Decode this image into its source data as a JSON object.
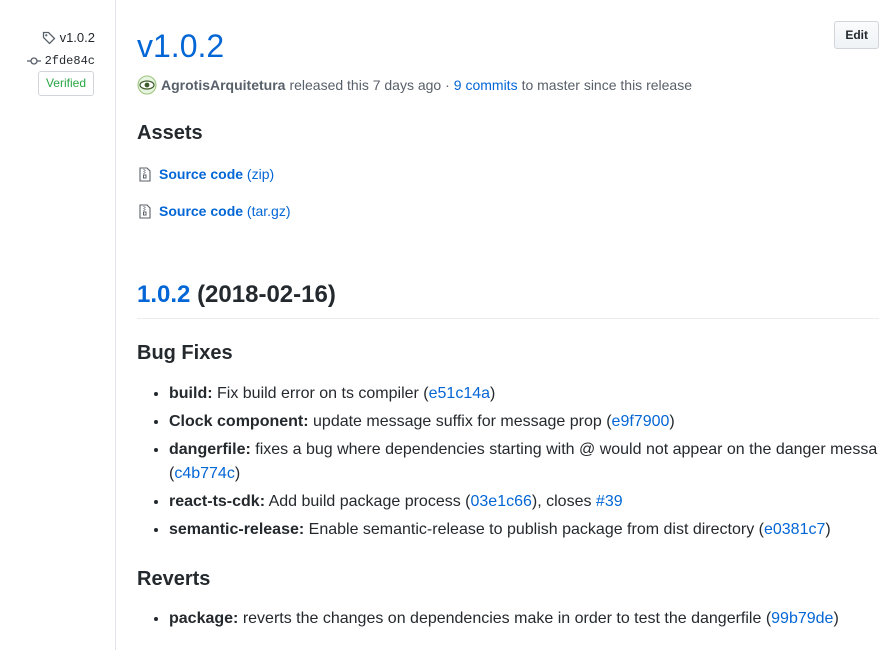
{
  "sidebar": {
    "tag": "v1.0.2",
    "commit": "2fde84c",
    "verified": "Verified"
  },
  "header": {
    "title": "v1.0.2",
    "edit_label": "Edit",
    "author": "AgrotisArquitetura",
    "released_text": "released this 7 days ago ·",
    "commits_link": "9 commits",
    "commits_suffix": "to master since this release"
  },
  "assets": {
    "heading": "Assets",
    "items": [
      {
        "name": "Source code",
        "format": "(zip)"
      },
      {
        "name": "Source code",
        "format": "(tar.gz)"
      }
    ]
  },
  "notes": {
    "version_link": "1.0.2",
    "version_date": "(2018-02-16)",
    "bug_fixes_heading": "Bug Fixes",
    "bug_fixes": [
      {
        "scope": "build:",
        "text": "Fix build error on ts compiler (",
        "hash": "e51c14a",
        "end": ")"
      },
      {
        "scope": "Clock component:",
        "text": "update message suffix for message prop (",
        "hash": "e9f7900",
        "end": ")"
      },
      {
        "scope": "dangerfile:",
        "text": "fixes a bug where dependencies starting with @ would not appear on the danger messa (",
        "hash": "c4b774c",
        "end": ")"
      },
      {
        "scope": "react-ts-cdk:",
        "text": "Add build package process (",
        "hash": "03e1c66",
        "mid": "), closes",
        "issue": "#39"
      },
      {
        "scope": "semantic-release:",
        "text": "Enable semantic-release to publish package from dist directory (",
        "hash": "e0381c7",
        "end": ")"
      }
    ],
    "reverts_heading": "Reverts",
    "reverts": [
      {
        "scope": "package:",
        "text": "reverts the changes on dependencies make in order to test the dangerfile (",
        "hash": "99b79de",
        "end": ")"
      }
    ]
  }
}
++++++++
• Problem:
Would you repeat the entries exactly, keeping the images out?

• Problem solution:
Decode this image into its source data as a JSON object.
{
  "sidebar": {
    "tag": "v1.0.2",
    "commit": "2fde84c",
    "verified": "Verified"
  },
  "header": {
    "title": "v1.0.2",
    "edit_label": "Edit",
    "author": "AgrotisArquitetura",
    "released_text": "released this 7 days ago ·",
    "commits_link": "9 commits",
    "commits_suffix": "to master since this release"
  },
  "assets": {
    "heading": "Assets",
    "items": [
      {
        "name": "Source code",
        "format": "(zip)"
      },
      {
        "name": "Source code",
        "format": "(tar.gz)"
      }
    ]
  },
  "notes": {
    "version_link": "1.0.2",
    "version_date": "(2018-02-16)",
    "bug_fixes_heading": "Bug Fixes",
    "bug_fixes": [
      {
        "scope": "build:",
        "text": "Fix build error on ts compiler (",
        "hash": "e51c14a",
        "end": ")"
      },
      {
        "scope": "Clock component:",
        "text": "update message suffix for message prop (",
        "hash": "e9f7900",
        "end": ")"
      },
      {
        "scope": "dangerfile:",
        "text": "fixes a bug where dependencies starting with @ would not appear on the danger messa (",
        "hash": "c4b774c",
        "end": ")"
      },
      {
        "scope": "react-ts-cdk:",
        "text": "Add build package process (",
        "hash": "03e1c66",
        "mid": "), closes",
        "issue": "#39"
      },
      {
        "scope": "semantic-release:",
        "text": "Enable semantic-release to publish package from dist directory (",
        "hash": "e0381c7",
        "end": ")"
      }
    ],
    "reverts_heading": "Reverts",
    "reverts": [
      {
        "scope": "package:",
        "text": "reverts the changes on dependencies make in order to test the dangerfile (",
        "hash": "99b79de",
        "end": ")"
      }
    ]
  }
}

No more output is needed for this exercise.